1/2 cup (1 stick) softened butter
1/3 cup (2 1/2 ounces) light brown sugar
3 tablespoons (1 1/4 ounces) sugar
Scant 1 cup (3 1/2 ounces) rolled oats
1. Heat the oven to 375 degrees.
2. In a medium bowl, sift together the flour, baking powder, baking soda and salt.
3. In the bowl of a stand mixer using the paddle attachment, or in a large bowl using an electric mixer, beat the butter, brown sugar and sugar until light and fluffy.
4. Whisk the egg into the butter mixture until fully incorporated.
5. With the mixer running, beat in the flour mixture, a little at a time, until fully combined. Stir in the oats until incorporated.
6. Spread the mixture onto a 9-inch-by-13-inch baking sheet and bake until golden brown and set, about 20 minutes. Remove from heat and cool to the touch on a rack. Crumble the cooled cookie to use in the crust.

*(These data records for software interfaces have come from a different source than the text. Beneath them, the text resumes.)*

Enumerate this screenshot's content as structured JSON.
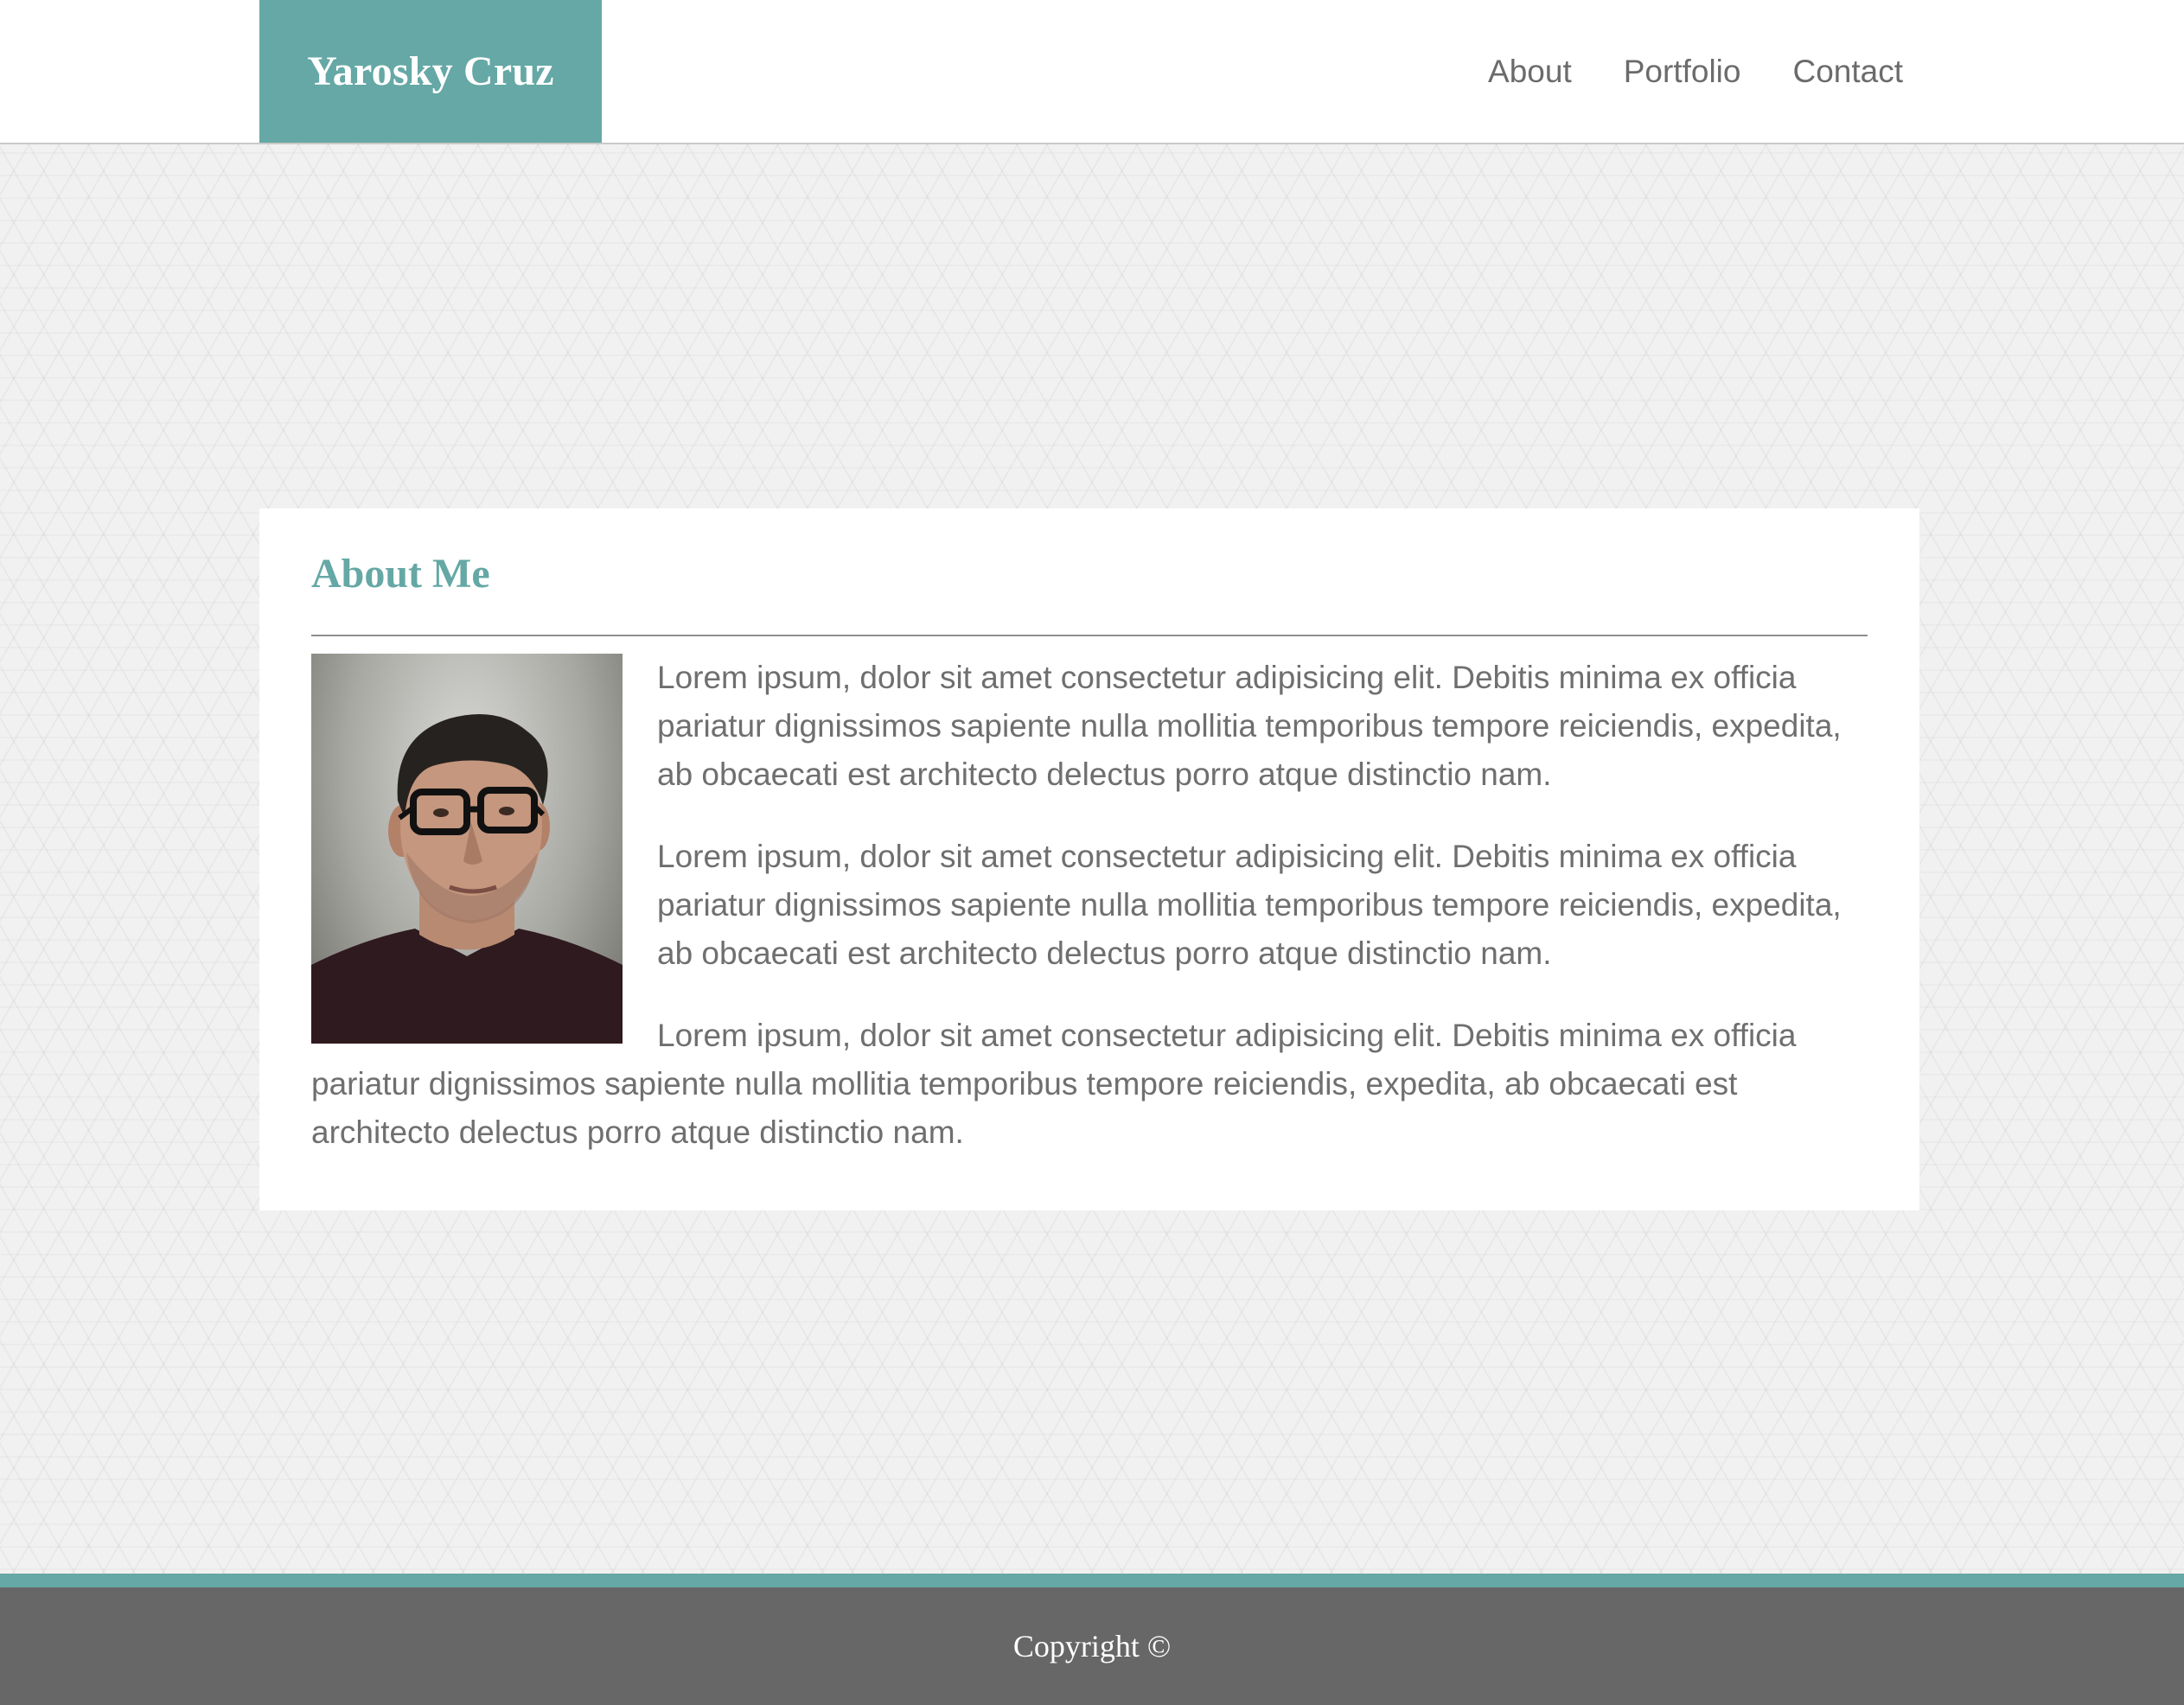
{
  "header": {
    "brand": "Yarosky Cruz",
    "nav": [
      {
        "label": "About"
      },
      {
        "label": "Portfolio"
      },
      {
        "label": "Contact"
      }
    ]
  },
  "about": {
    "title": "About Me",
    "paragraphs": [
      "Lorem ipsum, dolor sit amet consectetur adipisicing elit. Debitis minima ex officia pariatur dignissimos sapiente nulla mollitia temporibus tempore reiciendis, expedita, ab obcaecati est architecto delectus porro atque distinctio nam.",
      "Lorem ipsum, dolor sit amet consectetur adipisicing elit. Debitis minima ex officia pariatur dignissimos sapiente nulla mollitia temporibus tempore reiciendis, expedita, ab obcaecati est architecto delectus porro atque distinctio nam.",
      "Lorem ipsum, dolor sit amet consectetur adipisicing elit. Debitis minima ex officia pariatur dignissimos sapiente nulla mollitia temporibus tempore reiciendis, expedita, ab obcaecati est architecto delectus porro atque distinctio nam."
    ]
  },
  "footer": {
    "copyright": "Copyright ©"
  },
  "colors": {
    "accent": "#65a8a5",
    "footer_bg": "#676767",
    "text": "#6f6f6f"
  }
}
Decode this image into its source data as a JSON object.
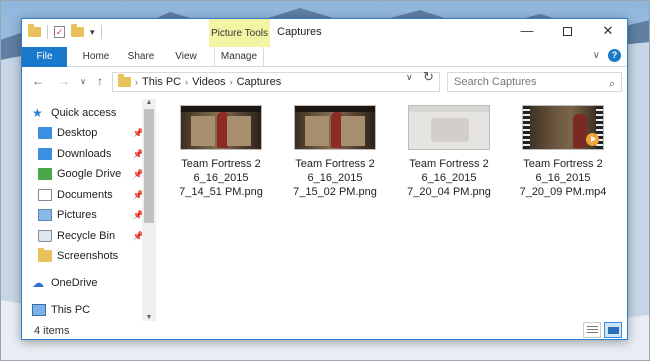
{
  "window": {
    "title": "Captures",
    "contextual_tab": "Picture Tools",
    "controls": {
      "minimize": "—",
      "close": "✕"
    }
  },
  "ribbon": {
    "tabs": [
      "File",
      "Home",
      "Share",
      "View",
      "Manage"
    ]
  },
  "address": {
    "breadcrumbs": [
      "This PC",
      "Videos",
      "Captures"
    ],
    "search_placeholder": "Search Captures"
  },
  "nav_pane": {
    "items": [
      {
        "label": "Quick access",
        "icon": "star-icon",
        "pinned": false
      },
      {
        "label": "Desktop",
        "icon": "desktop-folder-icon",
        "pinned": true
      },
      {
        "label": "Downloads",
        "icon": "downloads-folder-icon",
        "pinned": true
      },
      {
        "label": "Google Drive",
        "icon": "google-drive-folder-icon",
        "pinned": true
      },
      {
        "label": "Documents",
        "icon": "documents-folder-icon",
        "pinned": true
      },
      {
        "label": "Pictures",
        "icon": "pictures-folder-icon",
        "pinned": true
      },
      {
        "label": "Recycle Bin",
        "icon": "recycle-bin-icon",
        "pinned": true
      },
      {
        "label": "Screenshots",
        "icon": "folder-icon",
        "pinned": false
      },
      {
        "label": "OneDrive",
        "icon": "onedrive-icon",
        "pinned": false
      },
      {
        "label": "This PC",
        "icon": "this-pc-icon",
        "pinned": false
      }
    ]
  },
  "files": [
    {
      "name_lines": [
        "Team Fortress 2",
        "6_16_2015",
        "7_14_51 PM.png"
      ],
      "kind": "image"
    },
    {
      "name_lines": [
        "Team Fortress 2",
        "6_16_2015",
        "7_15_02 PM.png"
      ],
      "kind": "image"
    },
    {
      "name_lines": [
        "Team Fortress 2",
        "6_16_2015",
        "7_20_04 PM.png"
      ],
      "kind": "image-blank"
    },
    {
      "name_lines": [
        "Team Fortress 2",
        "6_16_2015",
        "7_20_09 PM.mp4"
      ],
      "kind": "video"
    }
  ],
  "status": {
    "count": "4 items"
  },
  "colors": {
    "accent": "#1979ca",
    "contextual": "#f2f6a4",
    "folder": "#e8c15a"
  }
}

Crumbled cookie for crust
1/4 cup (1/2 stick) butter
1 1/2 tablespoons (3/4 ounce) brown sugar
1/8 teaspoon salt
Combine the crumbled cookie, butter, brown sugar and salt in a food processor and pulse until evenly combined and blended (a little of the mixture clumped between your fingers should hold together). Divide the crust between 2 (10-inch) pie tins. Press the crust into each shell to form a thin, even layer along the bottom and sides of the tins. Set the prepared crusts aside while you prepare the filling.
1 1/2 cups (10 1/2 ounces) sugar
3/4 cup plus a scant 3 tablespoons (7 ounces) light brown sugar
1/4 teaspoon salt
1/3 cup plus 1 teaspoon (3/4 ounce) milk powder
1 cup (2 sticks) butter, melted
3/4 cup plus a scant 2 tablespoons heavy cream
1 teaspoon vanilla extract
8 egg yolks
2 prepared crusts
Powdered sugar, garnish
1. Heat the oven to 350 degrees.
2. In a large bowl, whisk together the sugar, brown sugar, salt and milk powder. Whisk in the melted butter, then whisk in the heavy cream and vanilla.
3. Gently whisk in the egg yolks, being careful not to add too much air.
4. Divide the filling evenly between the 2 prepared pie shells.
5. Bake the pies, one at a time, for 15 minutes, then reduce the heat to 325 degrees and bake until the filling is slightly jiggly and golden brown (similar to a pecan pie), about 10 minutes. Remove the pies and cool on a rack.
6. Refrigerate the cooled pies until well chilled. The pies are meant to be served cold, and the filling will be gooey. Dust with powdered sugar before serving.
Each of 16 servings: 432 calories; 4 grams protein; 45 grams carbohydrates; 1 gram fiber; 27 grams fat; 16 grams saturated fat; 187 mg. cholesterol; 36 grams sugar; 125 mg. sodium.